    3 years ago

    this is so cooooooooool going to use it for science project thank you ^_^ ^_^ ^_^

    Thanks! No editing required. It's a fairly simple and cheap set-up. If you try it, post your photos. I'd love to see what other people come up with.

    The photos where the background is blurred and the droplets create multiple tiny focus pictures of the blurred image is just wonderful.


    4 years ago on Introduction

    Wow! they look so beautiful. Never thought that it could be done without editing. Really nice job.

    2 replies

    Reply 4 years ago on Introduction

    Thanks! I've actually been reported on a photography website before because someone could not believe the image was straight out of the camera and had to reassure them it was genuine. I've been meaning to do an instructable for a while now to show how simple it is. The cover photo of this page is entirely unedited, and the set-up only took about 20 minutes which included me running around my house gathering supplies that looked useful.

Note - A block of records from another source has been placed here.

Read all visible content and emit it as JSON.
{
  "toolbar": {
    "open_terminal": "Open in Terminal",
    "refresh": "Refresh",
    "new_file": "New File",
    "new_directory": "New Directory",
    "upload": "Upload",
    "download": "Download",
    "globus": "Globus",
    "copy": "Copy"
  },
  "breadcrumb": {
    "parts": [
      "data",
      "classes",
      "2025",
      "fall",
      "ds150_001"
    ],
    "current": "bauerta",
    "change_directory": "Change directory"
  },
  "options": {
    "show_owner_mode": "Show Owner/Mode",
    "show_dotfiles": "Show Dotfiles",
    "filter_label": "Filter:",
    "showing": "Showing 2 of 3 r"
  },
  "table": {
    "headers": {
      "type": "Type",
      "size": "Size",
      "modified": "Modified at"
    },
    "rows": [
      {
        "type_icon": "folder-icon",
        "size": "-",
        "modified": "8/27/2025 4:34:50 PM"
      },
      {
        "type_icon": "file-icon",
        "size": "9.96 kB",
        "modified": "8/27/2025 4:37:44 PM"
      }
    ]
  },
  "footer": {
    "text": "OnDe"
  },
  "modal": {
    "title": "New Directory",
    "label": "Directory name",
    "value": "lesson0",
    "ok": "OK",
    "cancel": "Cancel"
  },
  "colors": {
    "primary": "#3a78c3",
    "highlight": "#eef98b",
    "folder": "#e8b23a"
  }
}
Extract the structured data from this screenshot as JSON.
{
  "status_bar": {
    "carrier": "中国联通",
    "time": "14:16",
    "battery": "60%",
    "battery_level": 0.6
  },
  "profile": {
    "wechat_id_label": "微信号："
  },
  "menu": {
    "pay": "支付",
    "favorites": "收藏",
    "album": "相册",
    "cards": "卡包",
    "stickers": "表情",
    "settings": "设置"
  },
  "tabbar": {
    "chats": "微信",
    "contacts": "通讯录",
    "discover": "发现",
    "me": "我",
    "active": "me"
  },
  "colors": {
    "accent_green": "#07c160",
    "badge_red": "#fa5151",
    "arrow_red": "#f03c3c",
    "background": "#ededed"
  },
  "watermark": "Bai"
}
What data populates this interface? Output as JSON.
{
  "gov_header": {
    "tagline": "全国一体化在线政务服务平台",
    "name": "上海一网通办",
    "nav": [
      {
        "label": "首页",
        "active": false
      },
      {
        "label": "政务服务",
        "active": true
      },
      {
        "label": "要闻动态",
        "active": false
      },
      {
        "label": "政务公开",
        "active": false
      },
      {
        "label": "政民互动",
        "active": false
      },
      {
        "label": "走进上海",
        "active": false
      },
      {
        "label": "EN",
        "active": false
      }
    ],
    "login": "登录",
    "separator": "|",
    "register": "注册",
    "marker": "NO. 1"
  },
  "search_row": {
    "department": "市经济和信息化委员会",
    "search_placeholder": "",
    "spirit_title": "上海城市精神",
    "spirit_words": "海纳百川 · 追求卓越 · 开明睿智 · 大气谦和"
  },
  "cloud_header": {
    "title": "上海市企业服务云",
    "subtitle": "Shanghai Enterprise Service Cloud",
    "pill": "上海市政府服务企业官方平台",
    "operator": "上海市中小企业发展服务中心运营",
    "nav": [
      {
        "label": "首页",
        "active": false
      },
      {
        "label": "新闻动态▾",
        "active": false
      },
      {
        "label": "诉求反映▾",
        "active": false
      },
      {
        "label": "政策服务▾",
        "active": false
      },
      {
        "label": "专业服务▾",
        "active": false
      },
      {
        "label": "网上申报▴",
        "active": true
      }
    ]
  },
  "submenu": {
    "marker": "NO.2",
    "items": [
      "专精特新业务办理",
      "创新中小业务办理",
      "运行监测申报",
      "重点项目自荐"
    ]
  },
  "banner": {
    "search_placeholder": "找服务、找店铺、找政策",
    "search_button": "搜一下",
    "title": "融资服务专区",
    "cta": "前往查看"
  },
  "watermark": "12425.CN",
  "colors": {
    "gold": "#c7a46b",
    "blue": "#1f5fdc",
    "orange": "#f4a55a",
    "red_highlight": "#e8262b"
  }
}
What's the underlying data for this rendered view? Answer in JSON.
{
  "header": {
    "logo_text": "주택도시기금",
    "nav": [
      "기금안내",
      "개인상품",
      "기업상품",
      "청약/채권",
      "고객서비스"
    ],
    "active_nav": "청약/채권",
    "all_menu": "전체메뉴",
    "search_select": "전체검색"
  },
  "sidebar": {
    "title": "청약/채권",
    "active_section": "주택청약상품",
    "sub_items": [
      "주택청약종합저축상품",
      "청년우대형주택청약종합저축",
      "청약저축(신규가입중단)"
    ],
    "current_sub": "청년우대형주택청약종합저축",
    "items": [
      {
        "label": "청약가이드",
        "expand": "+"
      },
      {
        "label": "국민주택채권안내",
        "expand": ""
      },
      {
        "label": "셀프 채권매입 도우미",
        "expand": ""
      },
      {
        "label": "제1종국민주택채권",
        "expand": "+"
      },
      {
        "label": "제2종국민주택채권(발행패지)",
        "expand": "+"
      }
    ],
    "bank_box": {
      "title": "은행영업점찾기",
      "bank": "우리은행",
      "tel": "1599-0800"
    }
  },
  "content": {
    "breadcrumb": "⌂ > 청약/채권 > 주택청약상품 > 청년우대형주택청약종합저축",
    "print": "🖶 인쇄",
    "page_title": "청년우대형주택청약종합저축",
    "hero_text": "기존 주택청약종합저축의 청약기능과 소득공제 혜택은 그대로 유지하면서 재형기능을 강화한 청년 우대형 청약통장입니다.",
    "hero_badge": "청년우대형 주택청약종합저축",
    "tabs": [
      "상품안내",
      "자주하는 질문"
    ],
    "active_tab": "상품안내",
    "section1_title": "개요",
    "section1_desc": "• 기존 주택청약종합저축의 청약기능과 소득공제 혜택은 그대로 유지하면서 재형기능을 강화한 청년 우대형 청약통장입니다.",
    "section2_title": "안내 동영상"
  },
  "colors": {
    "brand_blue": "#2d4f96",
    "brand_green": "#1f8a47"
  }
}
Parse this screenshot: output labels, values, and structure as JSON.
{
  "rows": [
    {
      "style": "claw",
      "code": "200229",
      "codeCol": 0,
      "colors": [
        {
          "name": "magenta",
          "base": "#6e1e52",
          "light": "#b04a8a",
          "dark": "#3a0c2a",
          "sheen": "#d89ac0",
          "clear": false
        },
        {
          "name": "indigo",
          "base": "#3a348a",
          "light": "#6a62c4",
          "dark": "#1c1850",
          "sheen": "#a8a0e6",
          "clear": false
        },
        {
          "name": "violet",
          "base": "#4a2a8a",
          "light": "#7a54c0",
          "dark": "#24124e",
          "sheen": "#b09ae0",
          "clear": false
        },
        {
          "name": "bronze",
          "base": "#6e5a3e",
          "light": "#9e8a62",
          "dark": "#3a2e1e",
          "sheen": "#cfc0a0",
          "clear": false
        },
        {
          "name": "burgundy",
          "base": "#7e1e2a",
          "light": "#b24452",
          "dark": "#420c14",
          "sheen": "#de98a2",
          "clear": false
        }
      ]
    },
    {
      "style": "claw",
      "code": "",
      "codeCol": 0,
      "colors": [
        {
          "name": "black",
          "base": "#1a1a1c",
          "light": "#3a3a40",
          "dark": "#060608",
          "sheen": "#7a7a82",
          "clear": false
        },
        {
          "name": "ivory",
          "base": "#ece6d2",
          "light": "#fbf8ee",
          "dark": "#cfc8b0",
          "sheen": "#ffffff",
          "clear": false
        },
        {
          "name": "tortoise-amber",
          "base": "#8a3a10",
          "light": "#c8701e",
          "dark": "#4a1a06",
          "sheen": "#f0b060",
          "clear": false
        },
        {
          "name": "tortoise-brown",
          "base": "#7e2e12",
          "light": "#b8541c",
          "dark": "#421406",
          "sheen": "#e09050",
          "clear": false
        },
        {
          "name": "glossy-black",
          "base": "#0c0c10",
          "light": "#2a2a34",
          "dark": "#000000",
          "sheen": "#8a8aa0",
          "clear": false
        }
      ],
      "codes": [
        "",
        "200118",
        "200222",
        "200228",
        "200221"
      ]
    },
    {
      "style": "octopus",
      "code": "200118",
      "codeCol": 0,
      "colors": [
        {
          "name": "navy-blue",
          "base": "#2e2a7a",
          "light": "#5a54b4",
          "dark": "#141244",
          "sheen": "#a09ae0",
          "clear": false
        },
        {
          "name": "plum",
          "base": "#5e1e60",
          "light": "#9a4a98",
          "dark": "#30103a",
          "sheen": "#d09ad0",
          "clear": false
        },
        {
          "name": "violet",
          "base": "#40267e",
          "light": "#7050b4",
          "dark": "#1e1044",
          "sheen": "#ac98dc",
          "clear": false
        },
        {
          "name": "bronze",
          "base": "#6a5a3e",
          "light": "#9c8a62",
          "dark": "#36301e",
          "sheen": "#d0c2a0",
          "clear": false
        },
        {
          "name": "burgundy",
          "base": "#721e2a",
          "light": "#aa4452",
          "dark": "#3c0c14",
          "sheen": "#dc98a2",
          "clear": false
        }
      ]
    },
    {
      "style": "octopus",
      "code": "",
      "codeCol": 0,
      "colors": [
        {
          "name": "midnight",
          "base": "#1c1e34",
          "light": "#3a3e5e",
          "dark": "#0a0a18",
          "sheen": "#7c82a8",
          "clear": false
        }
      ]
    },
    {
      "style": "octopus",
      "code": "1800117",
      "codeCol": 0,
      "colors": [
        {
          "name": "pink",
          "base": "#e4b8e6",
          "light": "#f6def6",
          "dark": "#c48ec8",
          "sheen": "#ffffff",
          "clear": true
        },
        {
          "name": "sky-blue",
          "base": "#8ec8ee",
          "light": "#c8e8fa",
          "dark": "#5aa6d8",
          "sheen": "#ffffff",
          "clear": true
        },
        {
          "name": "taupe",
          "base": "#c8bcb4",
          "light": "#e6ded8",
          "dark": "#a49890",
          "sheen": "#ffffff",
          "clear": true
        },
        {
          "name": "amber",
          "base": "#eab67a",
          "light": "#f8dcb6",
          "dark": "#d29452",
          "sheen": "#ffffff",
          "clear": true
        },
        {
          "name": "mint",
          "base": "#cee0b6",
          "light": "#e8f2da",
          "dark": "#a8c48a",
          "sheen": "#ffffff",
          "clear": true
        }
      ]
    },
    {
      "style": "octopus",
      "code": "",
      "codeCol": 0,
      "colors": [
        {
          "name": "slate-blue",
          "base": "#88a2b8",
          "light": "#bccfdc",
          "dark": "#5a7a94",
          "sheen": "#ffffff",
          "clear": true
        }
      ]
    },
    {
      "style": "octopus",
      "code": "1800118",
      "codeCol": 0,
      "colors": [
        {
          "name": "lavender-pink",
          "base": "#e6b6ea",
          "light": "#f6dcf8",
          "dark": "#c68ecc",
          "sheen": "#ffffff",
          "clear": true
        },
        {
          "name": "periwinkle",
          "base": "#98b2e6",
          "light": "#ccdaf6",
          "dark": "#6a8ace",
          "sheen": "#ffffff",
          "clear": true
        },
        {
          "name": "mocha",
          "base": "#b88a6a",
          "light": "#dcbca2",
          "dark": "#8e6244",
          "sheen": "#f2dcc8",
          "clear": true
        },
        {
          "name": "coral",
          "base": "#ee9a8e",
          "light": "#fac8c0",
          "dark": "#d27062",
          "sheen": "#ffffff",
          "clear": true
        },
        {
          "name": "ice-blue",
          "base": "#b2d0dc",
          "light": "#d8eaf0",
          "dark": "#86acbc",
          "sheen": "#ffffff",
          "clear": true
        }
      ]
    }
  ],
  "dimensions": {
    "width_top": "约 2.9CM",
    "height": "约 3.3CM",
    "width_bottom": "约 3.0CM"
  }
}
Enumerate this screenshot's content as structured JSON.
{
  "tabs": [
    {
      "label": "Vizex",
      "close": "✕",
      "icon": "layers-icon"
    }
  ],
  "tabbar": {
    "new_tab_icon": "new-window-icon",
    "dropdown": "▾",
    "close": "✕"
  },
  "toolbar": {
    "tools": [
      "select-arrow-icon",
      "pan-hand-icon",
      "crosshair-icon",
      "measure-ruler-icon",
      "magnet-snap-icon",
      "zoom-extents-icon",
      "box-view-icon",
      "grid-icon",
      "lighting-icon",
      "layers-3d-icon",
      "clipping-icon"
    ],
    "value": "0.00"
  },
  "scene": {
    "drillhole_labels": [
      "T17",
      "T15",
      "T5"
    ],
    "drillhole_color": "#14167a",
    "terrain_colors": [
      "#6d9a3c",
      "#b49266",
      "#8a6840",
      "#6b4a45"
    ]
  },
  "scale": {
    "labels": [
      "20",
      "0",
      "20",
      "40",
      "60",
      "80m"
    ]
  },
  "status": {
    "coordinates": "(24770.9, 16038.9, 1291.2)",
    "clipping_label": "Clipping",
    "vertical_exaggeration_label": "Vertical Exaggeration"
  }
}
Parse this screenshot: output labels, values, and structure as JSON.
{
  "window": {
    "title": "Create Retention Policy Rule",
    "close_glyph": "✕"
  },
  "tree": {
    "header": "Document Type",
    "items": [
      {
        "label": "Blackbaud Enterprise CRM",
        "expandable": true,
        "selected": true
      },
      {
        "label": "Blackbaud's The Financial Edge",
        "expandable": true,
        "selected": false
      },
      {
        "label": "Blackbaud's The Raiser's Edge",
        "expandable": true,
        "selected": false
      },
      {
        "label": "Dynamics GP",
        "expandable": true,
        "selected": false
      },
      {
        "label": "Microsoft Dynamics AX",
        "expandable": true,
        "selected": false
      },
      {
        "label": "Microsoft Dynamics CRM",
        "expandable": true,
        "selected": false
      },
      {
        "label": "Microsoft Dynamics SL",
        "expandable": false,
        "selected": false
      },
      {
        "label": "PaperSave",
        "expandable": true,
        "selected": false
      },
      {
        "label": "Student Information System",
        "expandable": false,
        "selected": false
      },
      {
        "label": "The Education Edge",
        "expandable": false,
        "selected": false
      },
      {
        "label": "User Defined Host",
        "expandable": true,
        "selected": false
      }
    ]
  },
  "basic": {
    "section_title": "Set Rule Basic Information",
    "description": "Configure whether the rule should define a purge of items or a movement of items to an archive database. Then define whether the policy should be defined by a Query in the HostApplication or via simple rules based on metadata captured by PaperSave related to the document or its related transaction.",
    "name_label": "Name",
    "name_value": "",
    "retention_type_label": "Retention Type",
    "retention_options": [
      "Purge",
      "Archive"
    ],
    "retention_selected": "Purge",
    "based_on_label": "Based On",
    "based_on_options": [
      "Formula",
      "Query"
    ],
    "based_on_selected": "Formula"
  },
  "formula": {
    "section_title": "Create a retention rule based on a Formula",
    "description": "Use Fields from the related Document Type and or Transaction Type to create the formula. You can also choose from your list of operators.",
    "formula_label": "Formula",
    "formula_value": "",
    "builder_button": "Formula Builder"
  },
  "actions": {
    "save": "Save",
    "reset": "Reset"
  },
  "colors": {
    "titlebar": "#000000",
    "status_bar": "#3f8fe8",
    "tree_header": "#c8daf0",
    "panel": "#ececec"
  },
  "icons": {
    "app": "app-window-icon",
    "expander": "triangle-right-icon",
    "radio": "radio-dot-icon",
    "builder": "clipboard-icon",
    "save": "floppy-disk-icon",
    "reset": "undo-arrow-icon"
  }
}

    Reply 4 years ago on Introduction

    I really appreciate your effort. Maybe you should post a video tutorial to make such people believe. Keep up the good work :)


    Nice technique! Another tip for finding a piece of glass would be to take apart an old scanner or printer/scanner combo. I see these lying on the side of the road or in yard sales all the time.

    1 reply